NATIONAL Security Minister Stuart Young said many of the former People’s Partnership’s (PP) anti-crime measures were tainted by corruption, replying to an Opposition motion critical of the Government in the Senate on Tuesday.
He lamented that under the PP some $400 million was spent on the controversial LifeSport, one of whose supervisors is now on trial for murder.
Young said under the PP, hundreds of CCTV cameras were rented for $11,000-14,000 each per month, costing taxpayers hundreds of millions per year. He said on taking office he had refused to renew those contracts but had sought fresh requests for proposals (RFP). Young claimed several attempts were made to thwart his RFP process, with him having to write to Police Commissioner Gary Griffith and ask how was it possible for files to vanish from his ministry.
Young queried the $500 million cost of building the National Operations Centre, hundreds of millions spent to buy helicopters, and the $300 million Eastern Correctional Rehabilitation Centre with its $80 million fence.
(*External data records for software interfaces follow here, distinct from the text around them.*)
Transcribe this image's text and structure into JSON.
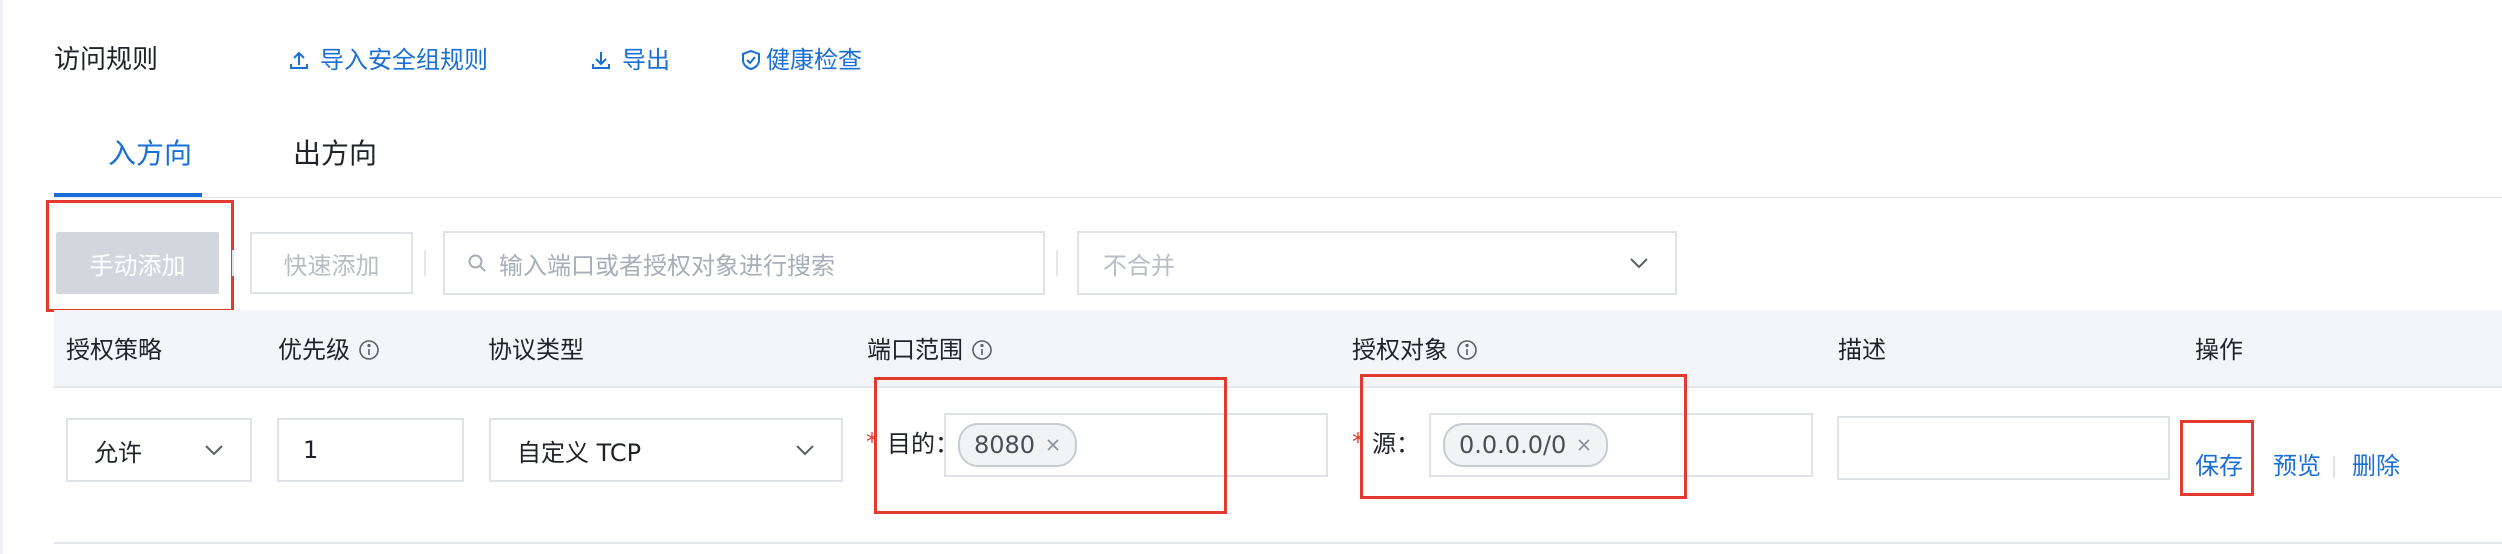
{
  "header": {
    "title": "访问规则",
    "actions": [
      {
        "label": "导入安全组规则",
        "icon": "import-icon"
      },
      {
        "label": "导出",
        "icon": "export-icon"
      },
      {
        "label": "健康检查",
        "icon": "shield-check-icon"
      }
    ]
  },
  "tabs": [
    {
      "label": "入方向",
      "active": true
    },
    {
      "label": "出方向",
      "active": false
    }
  ],
  "toolbar": {
    "manual_add": "手动添加",
    "quick_add": "快速添加",
    "search_placeholder": "输入端口或者授权对象进行搜索",
    "merge_select": "不合并"
  },
  "table": {
    "columns": [
      "授权策略",
      "优先级",
      "协议类型",
      "端口范围",
      "授权对象",
      "描述",
      "操作"
    ]
  },
  "row": {
    "policy": "允许",
    "priority": "1",
    "protocol": "自定义 TCP",
    "port_required": "*",
    "port_label": "目的：",
    "port_tag": "8080",
    "source_required": "*",
    "source_label": "源：",
    "source_tag": "0.0.0.0/0",
    "description": "",
    "actions": {
      "save": "保存",
      "preview": "预览",
      "delete": "删除"
    }
  },
  "colors": {
    "accent": "#1a6fd6",
    "highlight": "#e23a2e",
    "disabled": "#d3d7dd"
  }
}
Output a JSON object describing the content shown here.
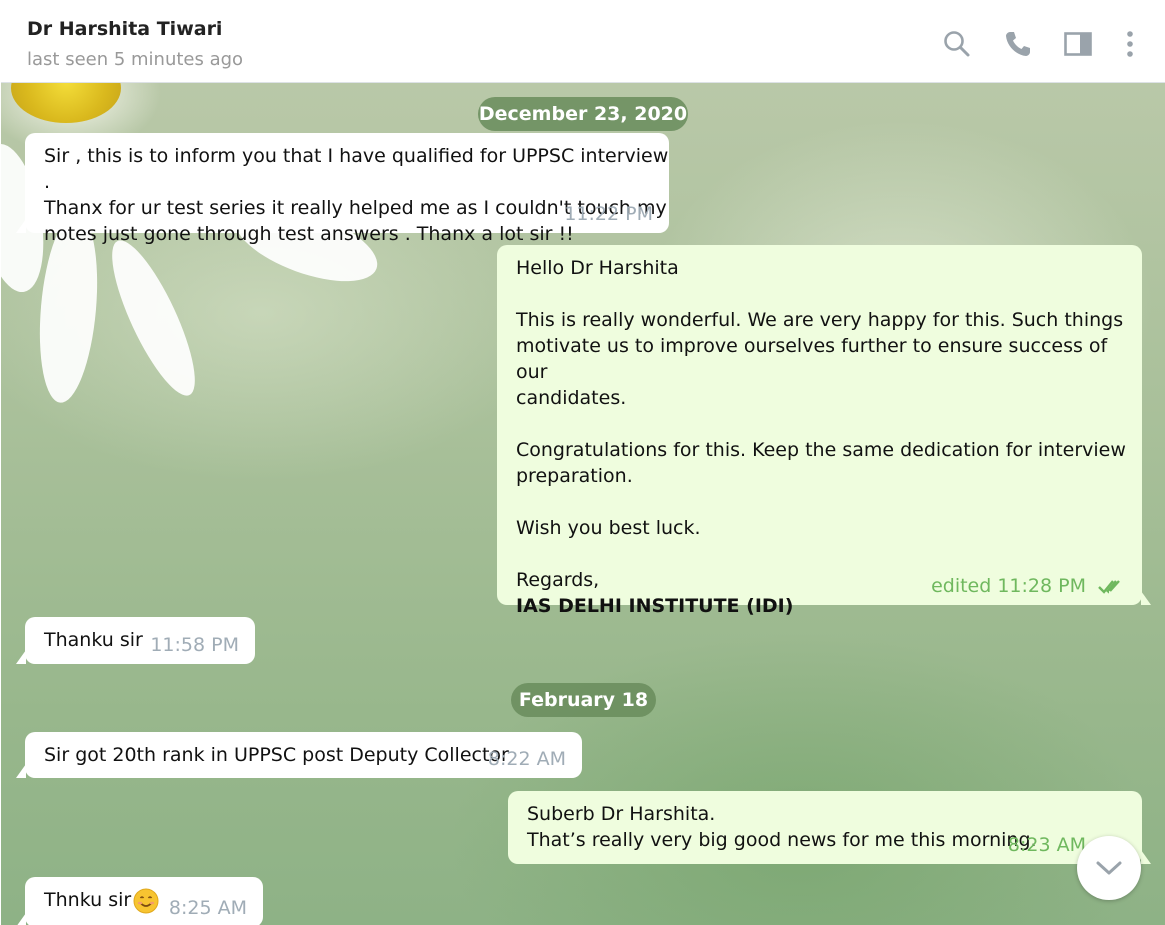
{
  "header": {
    "title": "Dr Harshita Tiwari",
    "status": "last seen 5 minutes ago",
    "icons": [
      "search-icon",
      "phone-icon",
      "sidebar-toggle-icon",
      "more-vert-icon"
    ]
  },
  "dates": [
    "December 23, 2020",
    "February 18"
  ],
  "messages": [
    {
      "direction": "incoming",
      "text": "Sir , this is to inform you that I have qualified for UPPSC interview .\nThanx for ur test series it really helped me as I couldn't touch my\nnotes just gone through test answers . Thanx a lot sir !!",
      "time": "11:22 PM"
    },
    {
      "direction": "outgoing",
      "text": "Hello Dr Harshita\n\nThis is really wonderful. We are very happy for this. Such things\nmotivate us to improve ourselves further to ensure success of our\ncandidates.\n\nCongratulations for this. Keep the same dedication for interview\npreparation.\n\nWish you best luck.\n\nRegards,",
      "signature": "IAS DELHI INSTITUTE (IDI)",
      "time": "edited 11:28 PM",
      "read": true
    },
    {
      "direction": "incoming",
      "text": "Thanku sir",
      "time": "11:58 PM"
    },
    {
      "direction": "incoming",
      "text": "Sir got 20th rank in UPPSC post Deputy Collector",
      "time": "8:22 AM"
    },
    {
      "direction": "outgoing",
      "text": "Suberb Dr Harshita.\nThat’s really very big good news for me this morning.",
      "time": "8:23 AM",
      "read": true
    },
    {
      "direction": "incoming",
      "text": "Thnku sir",
      "emoji": "smiling-face-emoji",
      "time": "8:25 AM"
    }
  ],
  "colors": {
    "incoming_bubble": "#ffffff",
    "outgoing_bubble": "#effdde",
    "outgoing_meta": "#6fb85e",
    "date_pill": "#698c5c"
  }
}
Of his initiatives, Young boasted of an upgrade to the country’s CCTV system to include facial recognition, plus the “complete success” of demonetisation.
Opposition Senator Sean Sobers lamented that Young had used only his last 4-5 minutes to state his anti-crime plans.
“The minister spent 36 minutes spewing political propaganda against the UNC,” Sobers said. “That is indicative of a Government failing.”
He accused Young of a lot of finger-pointing instead of comforting citizens. Sobers alleged that despite Government promises, a border security system known as PISCES is not in operation at Piarco Airport to track inbound airline passengers at this time of a novel coronavirus outbreak. Sobers said recently a local government corporation had been found to have awarded construction contracts to gangsters, the funds which he said would not be used to buy milk and pampers but firearms which he dubbed weapons of mass destruction.